Note the ending r in sogs par, this is a particule in disguise. If you have a consonant after pa or ma, such as pas, or mar, it's most likely a particle. Some particles take this form if the previous syllable ends with a vowel. In this case the r is the general subordination particle - a very esoteric or flexible one! It binds something to the right into the left side, especially a hierarchy of meaning, a goal that is established, or just plain our subordination. So we need to look at the next word next to put together this mini-phrase.
Thursday, March 02, 2006
OK, next sentence in the commentary. The first word is sbyin. This is translated as giving, or generosity, or it's also a verb, to give. As we are dealing with the Bodhisattva Way of Life that deals with the six perfections - paramitas -- in Tibetan pha rol tu phyin pa drug the we could make the conclusion that the commentary starts to talk about the first perfection, the perfection of giving. This is sbyin pa'i pha rol tu phyin pa, in Sanskrit dana paramita. You could actually sometimes hear about dana in the dharma circuits when talking about donations.
There's also another form of this word, sbyin pa, this is again where the pa syllable is added to a verb to make it a noun. This could then be translated as generosity in general, or a donation.
Now, you could also see sbyin in the form of conferring or bestowing an empowerment.
There are usually three ways to do this practice: giving material things, giving dharma, or giving protection. Giving dharma is considered the highest form of this practice -- the reasoning is similar to the expression of teaching someone to fish rather than giving fish.
Wednesday, March 01, 2006
Here's the first sentence of the Khedrup Je commentary about the opening lines of Master Shantideva's Bodhisattva Way of Life, Wisdom (ninth) chapter. We have gone through the words in previous blog entries, so now here's an attempt to make a cohesive sentence from this.
First a rough block-by-block sentence breakdown that usually does not make sense.
yan lag 'di di dag was these branches. ces pa means like that. le'u brgyad pa is chapter eight. nas is from, binding all this on the left with something to the right. bshad pa'i zhi gnas is single-pointed meditation teachings. tsam is merely. la is a particle, like a pointer, connecting things on the right with the left side. 'chad pa is explanation.
The end is dang, so it means there's more, but for this case we could just ignore the follow-up and use a whole sentence in English.
So, to really understand this is to make boxes around the two particles, nas and la, and connect things together, nothing that the verb is at the end.
Another rough translation pass is: These branches taught only to the practice of single-pointed meditation from the eight chapter like that.
To do a better pass on this. "These branches" are sometimes explained referring to the single-pointed meditation practice taught in the eight chapter.
This sentence could be reworked even more, but let's stop here and continue with the next sentence.
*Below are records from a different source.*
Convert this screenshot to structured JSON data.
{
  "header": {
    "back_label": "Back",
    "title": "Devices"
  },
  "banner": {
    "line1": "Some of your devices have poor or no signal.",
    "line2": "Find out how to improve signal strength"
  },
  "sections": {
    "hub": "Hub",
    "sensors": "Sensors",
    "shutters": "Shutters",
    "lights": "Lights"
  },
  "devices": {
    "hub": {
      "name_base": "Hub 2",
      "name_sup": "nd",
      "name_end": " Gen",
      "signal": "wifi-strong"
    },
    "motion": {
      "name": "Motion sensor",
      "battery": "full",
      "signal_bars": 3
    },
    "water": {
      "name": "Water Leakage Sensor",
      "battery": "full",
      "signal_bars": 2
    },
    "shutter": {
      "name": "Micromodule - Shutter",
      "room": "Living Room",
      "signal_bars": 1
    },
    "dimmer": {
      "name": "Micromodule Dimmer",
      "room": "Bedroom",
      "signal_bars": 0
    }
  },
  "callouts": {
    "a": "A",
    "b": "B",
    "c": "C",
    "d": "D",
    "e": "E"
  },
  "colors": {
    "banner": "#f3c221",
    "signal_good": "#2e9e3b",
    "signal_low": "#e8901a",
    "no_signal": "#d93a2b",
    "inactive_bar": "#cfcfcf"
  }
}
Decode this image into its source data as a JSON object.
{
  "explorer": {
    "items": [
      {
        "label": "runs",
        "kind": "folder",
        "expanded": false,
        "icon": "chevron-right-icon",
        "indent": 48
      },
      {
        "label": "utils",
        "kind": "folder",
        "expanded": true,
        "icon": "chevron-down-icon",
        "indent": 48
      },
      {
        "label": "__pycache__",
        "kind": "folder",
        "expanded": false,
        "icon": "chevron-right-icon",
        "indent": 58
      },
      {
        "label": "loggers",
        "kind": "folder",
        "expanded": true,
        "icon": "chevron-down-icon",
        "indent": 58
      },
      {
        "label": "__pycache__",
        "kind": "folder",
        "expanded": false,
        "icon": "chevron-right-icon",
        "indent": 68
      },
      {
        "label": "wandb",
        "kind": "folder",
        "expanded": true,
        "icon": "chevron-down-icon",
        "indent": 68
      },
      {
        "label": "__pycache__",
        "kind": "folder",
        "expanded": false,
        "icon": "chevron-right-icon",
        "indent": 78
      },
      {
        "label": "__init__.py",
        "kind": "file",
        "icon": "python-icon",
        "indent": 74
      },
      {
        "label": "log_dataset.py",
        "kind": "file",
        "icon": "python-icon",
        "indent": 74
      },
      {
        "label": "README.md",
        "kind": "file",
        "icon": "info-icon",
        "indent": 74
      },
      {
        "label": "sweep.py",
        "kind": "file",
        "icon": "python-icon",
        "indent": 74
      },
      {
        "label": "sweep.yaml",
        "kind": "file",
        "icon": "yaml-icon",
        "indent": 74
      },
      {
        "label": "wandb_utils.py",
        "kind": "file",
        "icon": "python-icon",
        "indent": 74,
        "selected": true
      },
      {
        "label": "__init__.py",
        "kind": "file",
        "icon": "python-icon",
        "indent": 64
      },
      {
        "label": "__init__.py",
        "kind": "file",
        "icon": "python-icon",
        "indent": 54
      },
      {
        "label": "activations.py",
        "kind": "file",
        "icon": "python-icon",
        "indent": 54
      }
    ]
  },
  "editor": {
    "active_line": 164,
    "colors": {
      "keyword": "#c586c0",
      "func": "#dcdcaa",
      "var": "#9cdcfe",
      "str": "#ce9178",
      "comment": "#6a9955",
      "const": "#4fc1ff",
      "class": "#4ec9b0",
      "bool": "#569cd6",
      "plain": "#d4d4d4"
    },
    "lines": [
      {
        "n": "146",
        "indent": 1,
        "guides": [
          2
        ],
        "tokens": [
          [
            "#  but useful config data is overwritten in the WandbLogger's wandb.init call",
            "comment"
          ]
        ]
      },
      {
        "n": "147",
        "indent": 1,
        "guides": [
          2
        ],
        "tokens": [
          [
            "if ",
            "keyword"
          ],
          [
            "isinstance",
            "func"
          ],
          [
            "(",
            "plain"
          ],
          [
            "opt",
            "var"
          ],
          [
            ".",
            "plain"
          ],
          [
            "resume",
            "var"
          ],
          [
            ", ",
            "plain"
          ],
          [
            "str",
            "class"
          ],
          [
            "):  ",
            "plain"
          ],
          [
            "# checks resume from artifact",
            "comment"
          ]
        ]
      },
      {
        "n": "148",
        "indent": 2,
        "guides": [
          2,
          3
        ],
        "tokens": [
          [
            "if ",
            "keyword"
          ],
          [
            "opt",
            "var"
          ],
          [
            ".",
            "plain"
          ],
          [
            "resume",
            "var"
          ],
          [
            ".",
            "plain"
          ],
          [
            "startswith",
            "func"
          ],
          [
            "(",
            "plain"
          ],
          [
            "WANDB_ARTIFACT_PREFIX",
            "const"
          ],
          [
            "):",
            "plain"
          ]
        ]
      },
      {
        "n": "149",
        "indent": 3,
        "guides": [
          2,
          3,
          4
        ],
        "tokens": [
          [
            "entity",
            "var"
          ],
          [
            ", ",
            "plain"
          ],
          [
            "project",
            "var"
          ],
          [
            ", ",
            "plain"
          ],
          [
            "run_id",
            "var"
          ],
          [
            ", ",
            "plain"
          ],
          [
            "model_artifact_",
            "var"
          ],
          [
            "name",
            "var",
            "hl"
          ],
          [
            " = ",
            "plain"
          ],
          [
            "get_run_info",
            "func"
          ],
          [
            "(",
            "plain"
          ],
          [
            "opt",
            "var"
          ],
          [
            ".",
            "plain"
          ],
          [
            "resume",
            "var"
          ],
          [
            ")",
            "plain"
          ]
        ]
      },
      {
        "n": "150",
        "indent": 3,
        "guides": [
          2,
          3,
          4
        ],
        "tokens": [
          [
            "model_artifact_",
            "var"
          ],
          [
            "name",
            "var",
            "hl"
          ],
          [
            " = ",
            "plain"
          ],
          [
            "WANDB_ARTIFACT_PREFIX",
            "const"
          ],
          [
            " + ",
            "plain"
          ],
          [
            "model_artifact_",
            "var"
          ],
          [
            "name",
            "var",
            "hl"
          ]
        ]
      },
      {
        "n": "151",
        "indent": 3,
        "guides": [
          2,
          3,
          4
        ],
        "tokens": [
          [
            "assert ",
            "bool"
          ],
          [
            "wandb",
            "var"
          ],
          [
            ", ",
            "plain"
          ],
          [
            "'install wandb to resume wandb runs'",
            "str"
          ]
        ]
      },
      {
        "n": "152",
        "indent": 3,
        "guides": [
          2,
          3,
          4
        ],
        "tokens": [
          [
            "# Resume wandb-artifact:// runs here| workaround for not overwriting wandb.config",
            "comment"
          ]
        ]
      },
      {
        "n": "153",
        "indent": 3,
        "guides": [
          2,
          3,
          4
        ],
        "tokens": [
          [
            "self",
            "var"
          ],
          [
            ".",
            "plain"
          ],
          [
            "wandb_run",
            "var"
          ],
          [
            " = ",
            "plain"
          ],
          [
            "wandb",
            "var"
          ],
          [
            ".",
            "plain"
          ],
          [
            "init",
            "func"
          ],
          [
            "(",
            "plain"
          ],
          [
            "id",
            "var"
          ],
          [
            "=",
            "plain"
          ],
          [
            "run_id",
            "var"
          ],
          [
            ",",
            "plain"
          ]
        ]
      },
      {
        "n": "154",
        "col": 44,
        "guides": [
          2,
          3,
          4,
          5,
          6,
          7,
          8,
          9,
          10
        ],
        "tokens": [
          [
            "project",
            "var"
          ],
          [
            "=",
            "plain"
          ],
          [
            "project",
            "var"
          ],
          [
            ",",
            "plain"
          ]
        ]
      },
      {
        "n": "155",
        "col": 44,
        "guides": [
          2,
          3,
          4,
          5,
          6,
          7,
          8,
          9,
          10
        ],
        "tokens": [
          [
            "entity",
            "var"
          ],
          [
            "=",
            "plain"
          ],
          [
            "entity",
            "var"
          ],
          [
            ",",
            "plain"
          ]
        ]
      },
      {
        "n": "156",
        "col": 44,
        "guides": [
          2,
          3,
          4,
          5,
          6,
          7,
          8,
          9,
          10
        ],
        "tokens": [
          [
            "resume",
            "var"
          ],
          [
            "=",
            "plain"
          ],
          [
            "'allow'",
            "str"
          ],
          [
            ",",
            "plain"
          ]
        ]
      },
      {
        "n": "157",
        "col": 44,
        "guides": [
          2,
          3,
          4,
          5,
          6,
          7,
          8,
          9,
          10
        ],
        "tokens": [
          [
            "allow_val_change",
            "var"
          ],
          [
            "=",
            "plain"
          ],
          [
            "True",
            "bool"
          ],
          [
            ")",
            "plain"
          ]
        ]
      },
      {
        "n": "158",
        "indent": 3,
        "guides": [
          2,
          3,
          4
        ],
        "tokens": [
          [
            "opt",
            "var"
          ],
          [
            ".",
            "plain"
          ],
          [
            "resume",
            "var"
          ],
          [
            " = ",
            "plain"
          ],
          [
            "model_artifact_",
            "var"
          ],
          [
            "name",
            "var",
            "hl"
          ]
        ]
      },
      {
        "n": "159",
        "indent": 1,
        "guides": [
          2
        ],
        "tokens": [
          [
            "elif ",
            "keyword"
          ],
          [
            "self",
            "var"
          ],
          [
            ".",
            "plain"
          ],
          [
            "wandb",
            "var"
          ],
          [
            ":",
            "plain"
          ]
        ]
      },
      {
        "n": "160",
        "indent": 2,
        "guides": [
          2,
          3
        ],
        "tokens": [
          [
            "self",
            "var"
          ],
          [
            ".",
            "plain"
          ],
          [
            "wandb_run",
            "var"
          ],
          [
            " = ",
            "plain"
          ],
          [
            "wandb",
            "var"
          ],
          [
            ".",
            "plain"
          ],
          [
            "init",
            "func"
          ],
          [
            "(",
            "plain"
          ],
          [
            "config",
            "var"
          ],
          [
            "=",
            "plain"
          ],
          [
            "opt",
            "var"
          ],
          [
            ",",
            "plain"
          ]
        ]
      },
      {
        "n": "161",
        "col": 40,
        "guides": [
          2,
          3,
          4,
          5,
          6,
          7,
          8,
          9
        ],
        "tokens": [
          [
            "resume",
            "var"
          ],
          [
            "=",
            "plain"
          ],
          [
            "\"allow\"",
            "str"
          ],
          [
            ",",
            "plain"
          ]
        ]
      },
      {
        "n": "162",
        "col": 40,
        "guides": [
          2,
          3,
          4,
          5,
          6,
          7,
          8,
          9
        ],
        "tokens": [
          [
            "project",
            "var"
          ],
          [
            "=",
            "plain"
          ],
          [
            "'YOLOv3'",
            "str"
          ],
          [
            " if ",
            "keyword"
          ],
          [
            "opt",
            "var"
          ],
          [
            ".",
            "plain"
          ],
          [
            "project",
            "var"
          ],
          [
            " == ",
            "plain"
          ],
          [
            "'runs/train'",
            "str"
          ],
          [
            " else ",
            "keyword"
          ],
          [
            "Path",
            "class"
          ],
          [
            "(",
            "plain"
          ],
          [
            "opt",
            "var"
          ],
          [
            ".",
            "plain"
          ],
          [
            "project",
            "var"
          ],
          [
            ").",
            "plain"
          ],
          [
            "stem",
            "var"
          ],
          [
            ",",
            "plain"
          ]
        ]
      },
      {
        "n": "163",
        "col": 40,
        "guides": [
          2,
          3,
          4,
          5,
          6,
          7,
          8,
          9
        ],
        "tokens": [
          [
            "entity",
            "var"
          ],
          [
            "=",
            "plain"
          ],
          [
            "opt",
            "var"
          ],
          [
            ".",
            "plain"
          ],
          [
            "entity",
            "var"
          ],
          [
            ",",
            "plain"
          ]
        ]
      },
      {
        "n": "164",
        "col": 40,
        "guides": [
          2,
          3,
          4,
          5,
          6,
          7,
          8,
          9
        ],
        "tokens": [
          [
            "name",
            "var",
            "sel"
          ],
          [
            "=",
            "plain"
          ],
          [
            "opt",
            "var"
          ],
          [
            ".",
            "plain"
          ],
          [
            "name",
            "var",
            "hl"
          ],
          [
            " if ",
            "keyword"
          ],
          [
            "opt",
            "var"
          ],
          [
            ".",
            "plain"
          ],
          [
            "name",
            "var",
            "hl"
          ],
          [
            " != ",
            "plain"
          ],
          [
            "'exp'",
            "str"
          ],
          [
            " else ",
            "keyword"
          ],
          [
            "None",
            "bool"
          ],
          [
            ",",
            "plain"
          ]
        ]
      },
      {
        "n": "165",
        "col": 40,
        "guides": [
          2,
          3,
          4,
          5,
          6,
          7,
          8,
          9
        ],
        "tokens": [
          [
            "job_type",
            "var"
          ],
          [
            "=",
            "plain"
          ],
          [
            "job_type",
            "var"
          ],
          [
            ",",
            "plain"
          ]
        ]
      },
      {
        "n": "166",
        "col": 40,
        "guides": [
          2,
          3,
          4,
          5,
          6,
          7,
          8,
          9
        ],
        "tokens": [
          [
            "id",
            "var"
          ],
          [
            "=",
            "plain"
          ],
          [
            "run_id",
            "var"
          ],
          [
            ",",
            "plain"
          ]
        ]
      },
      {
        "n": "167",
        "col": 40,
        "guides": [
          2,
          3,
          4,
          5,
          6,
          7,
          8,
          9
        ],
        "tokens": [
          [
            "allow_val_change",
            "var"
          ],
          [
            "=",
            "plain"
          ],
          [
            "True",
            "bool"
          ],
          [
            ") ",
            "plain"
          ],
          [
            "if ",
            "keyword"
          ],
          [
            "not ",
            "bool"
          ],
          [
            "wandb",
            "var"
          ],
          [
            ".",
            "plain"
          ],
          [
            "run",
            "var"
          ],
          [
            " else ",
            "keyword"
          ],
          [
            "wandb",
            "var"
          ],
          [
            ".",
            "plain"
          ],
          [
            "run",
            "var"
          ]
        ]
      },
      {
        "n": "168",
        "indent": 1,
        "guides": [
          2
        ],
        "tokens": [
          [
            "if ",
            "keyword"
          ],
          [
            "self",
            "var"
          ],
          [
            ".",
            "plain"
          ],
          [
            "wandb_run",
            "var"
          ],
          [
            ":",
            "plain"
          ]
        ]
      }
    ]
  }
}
I think this gave us a flavor of how there's a need to redo and rework on sentences while we translate them.
Today is Tibetan new year, lo sar, or spelled out lo gsar. This year is the year of the Fire Dog.
lo means age or year, and gsar means new, so this is an easy way to learn three words at the same time.
If you are interested in Tibetan Astrology, here's a good book, Tibetan Astrology by Philippe Cornu.
Oh, by the way, happy lo gsar!